> Task statement: Run through the records and show each line that includes the string "ставку".

> Records:
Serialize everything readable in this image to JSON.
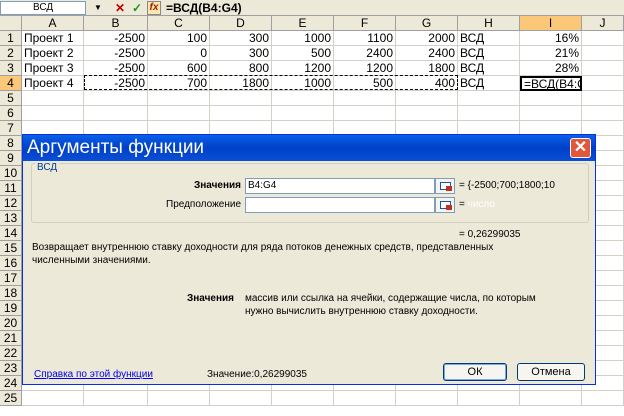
{
  "formula_bar": {
    "name_box": "ВСД",
    "dropdown_glyph": "▼",
    "cancel_glyph": "✕",
    "enter_glyph": "✓",
    "fx_glyph": "fx",
    "formula": "=ВСД(B4:G4)"
  },
  "columns": [
    "A",
    "B",
    "C",
    "D",
    "E",
    "F",
    "G",
    "H",
    "I",
    "J"
  ],
  "rows": [
    "1",
    "2",
    "3",
    "4",
    "5",
    "6",
    "7",
    "8",
    "9",
    "10",
    "11",
    "12",
    "13",
    "14",
    "15",
    "16",
    "17",
    "18",
    "19",
    "20",
    "21",
    "22",
    "23",
    "24",
    "25"
  ],
  "sheet": {
    "r1": [
      "Проект 1",
      "-2500",
      "100",
      "300",
      "1000",
      "1100",
      "2000",
      "ВСД",
      "16%",
      ""
    ],
    "r2": [
      "Проект 2",
      "-2500",
      "0",
      "300",
      "500",
      "2400",
      "2400",
      "ВСД",
      "21%",
      ""
    ],
    "r3": [
      "Проект 3",
      "-2500",
      "600",
      "800",
      "1200",
      "1200",
      "1800",
      "ВСД",
      "28%",
      ""
    ],
    "r4": [
      "Проект 4",
      "-2500",
      "700",
      "1800",
      "1000",
      "500",
      "400",
      "ВСД",
      "=ВСД(B4:G4)",
      ""
    ]
  },
  "dialog": {
    "title": "Аргументы функции",
    "close_glyph": "✕",
    "group_label": "ВСД",
    "arg1_label": "Значения",
    "arg1_value": "B4:G4",
    "arg1_result": "= {-2500;700;1800;10",
    "arg2_label": "Предположение",
    "arg2_value": "",
    "arg2_result_eq": "=",
    "arg2_hint": "число",
    "result": "= 0,26299035",
    "description": "Возвращает внутреннюю ставку доходности для ряда потоков денежных средств, представленных численными значениями.",
    "param_name": "Значения",
    "param_desc": "массив или ссылка на ячейки, содержащие числа, по которым нужно вычислить внутреннюю ставку доходности.",
    "help_link": "Справка по этой функции",
    "value_label": "Значение:",
    "value": "0,26299035",
    "ok_label": "ОК",
    "cancel_label": "Отмена"
  },
  "colors": {
    "title_bar": "#0a4fd5",
    "selected_header": "#fbc87a",
    "close_button": "#e2573c",
    "link": "#0000ee"
  }
}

> Expected output:
    "description": "Возвращает внутреннюю ставку доходности для ряда потоков денежных средств, представленных численными значениями.",
    "param_desc": "массив или ссылка на ячейки, содержащие числа, по которым нужно вычислить внутреннюю ставку доходности.",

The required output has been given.